Write out every record in full, exactly as written, please.

> _RECORDED DATA_

====

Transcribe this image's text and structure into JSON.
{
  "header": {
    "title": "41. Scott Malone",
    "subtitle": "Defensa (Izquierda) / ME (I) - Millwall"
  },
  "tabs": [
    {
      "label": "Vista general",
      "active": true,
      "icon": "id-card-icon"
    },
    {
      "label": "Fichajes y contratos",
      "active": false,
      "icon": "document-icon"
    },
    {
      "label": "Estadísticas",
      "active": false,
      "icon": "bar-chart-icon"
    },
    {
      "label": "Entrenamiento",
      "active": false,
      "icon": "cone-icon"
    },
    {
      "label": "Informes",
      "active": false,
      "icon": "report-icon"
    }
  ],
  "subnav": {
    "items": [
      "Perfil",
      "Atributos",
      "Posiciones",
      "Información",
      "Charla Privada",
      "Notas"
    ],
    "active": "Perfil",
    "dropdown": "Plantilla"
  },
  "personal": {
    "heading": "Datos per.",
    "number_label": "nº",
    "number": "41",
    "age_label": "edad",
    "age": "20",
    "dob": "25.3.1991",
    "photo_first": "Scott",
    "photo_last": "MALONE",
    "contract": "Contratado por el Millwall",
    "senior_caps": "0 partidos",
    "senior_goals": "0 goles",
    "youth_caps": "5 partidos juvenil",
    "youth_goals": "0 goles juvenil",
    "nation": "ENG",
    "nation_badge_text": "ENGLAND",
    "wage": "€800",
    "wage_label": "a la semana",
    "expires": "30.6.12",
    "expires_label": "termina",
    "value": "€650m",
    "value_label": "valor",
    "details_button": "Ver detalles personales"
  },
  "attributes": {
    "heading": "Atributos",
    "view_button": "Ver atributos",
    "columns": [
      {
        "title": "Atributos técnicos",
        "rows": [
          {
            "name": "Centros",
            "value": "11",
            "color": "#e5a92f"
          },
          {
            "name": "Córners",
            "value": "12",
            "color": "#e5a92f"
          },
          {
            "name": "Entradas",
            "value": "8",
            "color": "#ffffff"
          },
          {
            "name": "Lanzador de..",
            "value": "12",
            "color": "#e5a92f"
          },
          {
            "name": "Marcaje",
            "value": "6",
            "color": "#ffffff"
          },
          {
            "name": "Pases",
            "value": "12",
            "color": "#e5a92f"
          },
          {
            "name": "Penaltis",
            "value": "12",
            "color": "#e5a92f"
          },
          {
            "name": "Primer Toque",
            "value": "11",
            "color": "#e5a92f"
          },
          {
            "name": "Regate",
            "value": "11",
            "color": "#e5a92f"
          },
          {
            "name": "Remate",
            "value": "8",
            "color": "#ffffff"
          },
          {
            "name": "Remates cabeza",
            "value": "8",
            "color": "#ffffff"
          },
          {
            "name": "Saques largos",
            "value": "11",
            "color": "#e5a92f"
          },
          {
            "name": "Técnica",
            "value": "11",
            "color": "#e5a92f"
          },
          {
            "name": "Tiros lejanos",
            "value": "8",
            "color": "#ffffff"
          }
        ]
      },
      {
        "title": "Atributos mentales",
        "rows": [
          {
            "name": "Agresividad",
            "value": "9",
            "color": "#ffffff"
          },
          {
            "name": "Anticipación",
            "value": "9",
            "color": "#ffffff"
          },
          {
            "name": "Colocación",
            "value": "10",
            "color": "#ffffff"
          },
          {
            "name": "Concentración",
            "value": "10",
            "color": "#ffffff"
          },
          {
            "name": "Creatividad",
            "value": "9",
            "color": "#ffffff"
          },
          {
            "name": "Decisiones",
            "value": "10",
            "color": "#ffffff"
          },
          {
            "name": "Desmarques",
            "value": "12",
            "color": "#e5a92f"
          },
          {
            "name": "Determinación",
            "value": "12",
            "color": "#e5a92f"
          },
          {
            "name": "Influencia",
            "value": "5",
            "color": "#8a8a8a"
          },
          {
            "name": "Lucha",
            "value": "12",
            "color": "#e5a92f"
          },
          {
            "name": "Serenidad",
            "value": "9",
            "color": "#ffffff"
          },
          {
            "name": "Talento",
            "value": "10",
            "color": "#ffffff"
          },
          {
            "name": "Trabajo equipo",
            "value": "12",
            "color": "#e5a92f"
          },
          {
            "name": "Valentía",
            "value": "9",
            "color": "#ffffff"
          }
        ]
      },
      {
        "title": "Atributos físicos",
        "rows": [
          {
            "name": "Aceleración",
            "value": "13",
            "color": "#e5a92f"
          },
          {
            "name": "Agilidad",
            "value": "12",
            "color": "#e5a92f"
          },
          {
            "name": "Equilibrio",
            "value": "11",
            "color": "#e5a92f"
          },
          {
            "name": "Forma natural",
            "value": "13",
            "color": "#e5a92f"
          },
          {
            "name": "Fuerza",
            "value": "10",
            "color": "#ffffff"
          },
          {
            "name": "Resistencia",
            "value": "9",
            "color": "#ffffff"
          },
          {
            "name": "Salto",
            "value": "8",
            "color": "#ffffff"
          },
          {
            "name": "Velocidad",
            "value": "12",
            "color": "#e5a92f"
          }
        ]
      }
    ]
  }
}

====

> _RESULT FOR THIS TASK_
Transcribe this image's text and structure into JSON.
{
  "header": {
    "title": "41. Scott Malone",
    "subtitle": "Defensa (Izquierda) / ME (I) - Millwall"
  },
  "tabs": [
    {
      "label": "Vista general",
      "active": true,
      "icon": "id-card-icon"
    },
    {
      "label": "Fichajes y contratos",
      "active": false,
      "icon": "document-icon"
    },
    {
      "label": "Estadísticas",
      "active": false,
      "icon": "bar-chart-icon"
    },
    {
      "label": "Entrenamiento",
      "active": false,
      "icon": "cone-icon"
    },
    {
      "label": "Informes",
      "active": false,
      "icon": "report-icon"
    }
  ],
  "subnav": {
    "items": [
      "Perfil",
      "Atributos",
      "Posiciones",
      "Información",
      "Charla Privada",
      "Notas"
    ],
    "active": "Perfil",
    "dropdown": "Plantilla"
  },
  "personal": {
    "heading": "Datos per.",
    "number_label": "nº",
    "number": "41",
    "age_label": "edad",
    "age": "20",
    "dob": "25.3.1991",
    "photo_first": "Scott",
    "photo_last": "MALONE",
    "contract": "Contratado por el Millwall",
    "senior_caps": "0 partidos",
    "senior_goals": "0 goles",
    "youth_caps": "5 partidos juvenil",
    "youth_goals": "0 goles juvenil",
    "nation": "ENG",
    "nation_badge_text": "ENGLAND",
    "wage": "€800",
    "wage_label": "a la semana",
    "expires": "30.6.12",
    "expires_label": "termina",
    "value": "€650m",
    "value_label": "valor",
    "details_button": "Ver detalles personales"
  },
  "attributes": {
    "heading": "Atributos",
    "view_button": "Ver atributos",
    "columns": [
      {
        "title": "Atributos técnicos",
        "rows": [
          {
            "name": "Centros",
            "value": "11",
            "color": "#e5a92f"
          },
          {
            "name": "Córners",
            "value": "12",
            "color": "#e5a92f"
          },
          {
            "name": "Entradas",
            "value": "8",
            "color": "#ffffff"
          },
          {
            "name": "Lanzador de..",
            "value": "12",
            "color": "#e5a92f"
          },
          {
            "name": "Marcaje",
            "value": "6",
            "color": "#ffffff"
          },
          {
            "name": "Pases",
            "value": "12",
            "color": "#e5a92f"
          },
          {
            "name": "Penaltis",
            "value": "12",
            "color": "#e5a92f"
          },
          {
            "name": "Primer Toque",
            "value": "11",
            "color": "#e5a92f"
          },
          {
            "name": "Regate",
            "value": "11",
            "color": "#e5a92f"
          },
          {
            "name": "Remate",
            "value": "8",
            "color": "#ffffff"
          },
          {
            "name": "Remates cabeza",
            "value": "8",
            "color": "#ffffff"
          },
          {
            "name": "Saques largos",
            "value": "11",
            "color": "#e5a92f"
          },
          {
            "name": "Técnica",
            "value": "11",
            "color": "#e5a92f"
          },
          {
            "name": "Tiros lejanos",
            "value": "8",
            "color": "#ffffff"
          }
        ]
      },
      {
        "title": "Atributos mentales",
        "rows": [
          {
            "name": "Agresividad",
            "value": "9",
            "color": "#ffffff"
          },
          {
            "name": "Anticipación",
            "value": "9",
            "color": "#ffffff"
          },
          {
            "name": "Colocación",
            "value": "10",
            "color": "#ffffff"
          },
          {
            "name": "Concentración",
            "value": "10",
            "color": "#ffffff"
          },
          {
            "name": "Creatividad",
            "value": "9",
            "color": "#ffffff"
          },
          {
            "name": "Decisiones",
            "value": "10",
            "color": "#ffffff"
          },
          {
            "name": "Desmarques",
            "value": "12",
            "color": "#e5a92f"
          },
          {
            "name": "Determinación",
            "value": "12",
            "color": "#e5a92f"
          },
          {
            "name": "Influencia",
            "value": "5",
            "color": "#8a8a8a"
          },
          {
            "name": "Lucha",
            "value": "12",
            "color": "#e5a92f"
          },
          {
            "name": "Serenidad",
            "value": "9",
            "color": "#ffffff"
          },
          {
            "name": "Talento",
            "value": "10",
            "color": "#ffffff"
          },
          {
            "name": "Trabajo equipo",
            "value": "12",
            "color": "#e5a92f"
          },
          {
            "name": "Valentía",
            "value": "9",
            "color": "#ffffff"
          }
        ]
      },
      {
        "title": "Atributos físicos",
        "rows": [
          {
            "name": "Aceleración",
            "value": "13",
            "color": "#e5a92f"
          },
          {
            "name": "Agilidad",
            "value": "12",
            "color": "#e5a92f"
          },
          {
            "name": "Equilibrio",
            "value": "11",
            "color": "#e5a92f"
          },
          {
            "name": "Forma natural",
            "value": "13",
            "color": "#e5a92f"
          },
          {
            "name": "Fuerza",
            "value": "10",
            "color": "#ffffff"
          },
          {
            "name": "Resistencia",
            "value": "9",
            "color": "#ffffff"
          },
          {
            "name": "Salto",
            "value": "8",
            "color": "#ffffff"
          },
          {
            "name": "Velocidad",
            "value": "12",
            "color": "#e5a92f"
          }
        ]
      }
    ]
  }
}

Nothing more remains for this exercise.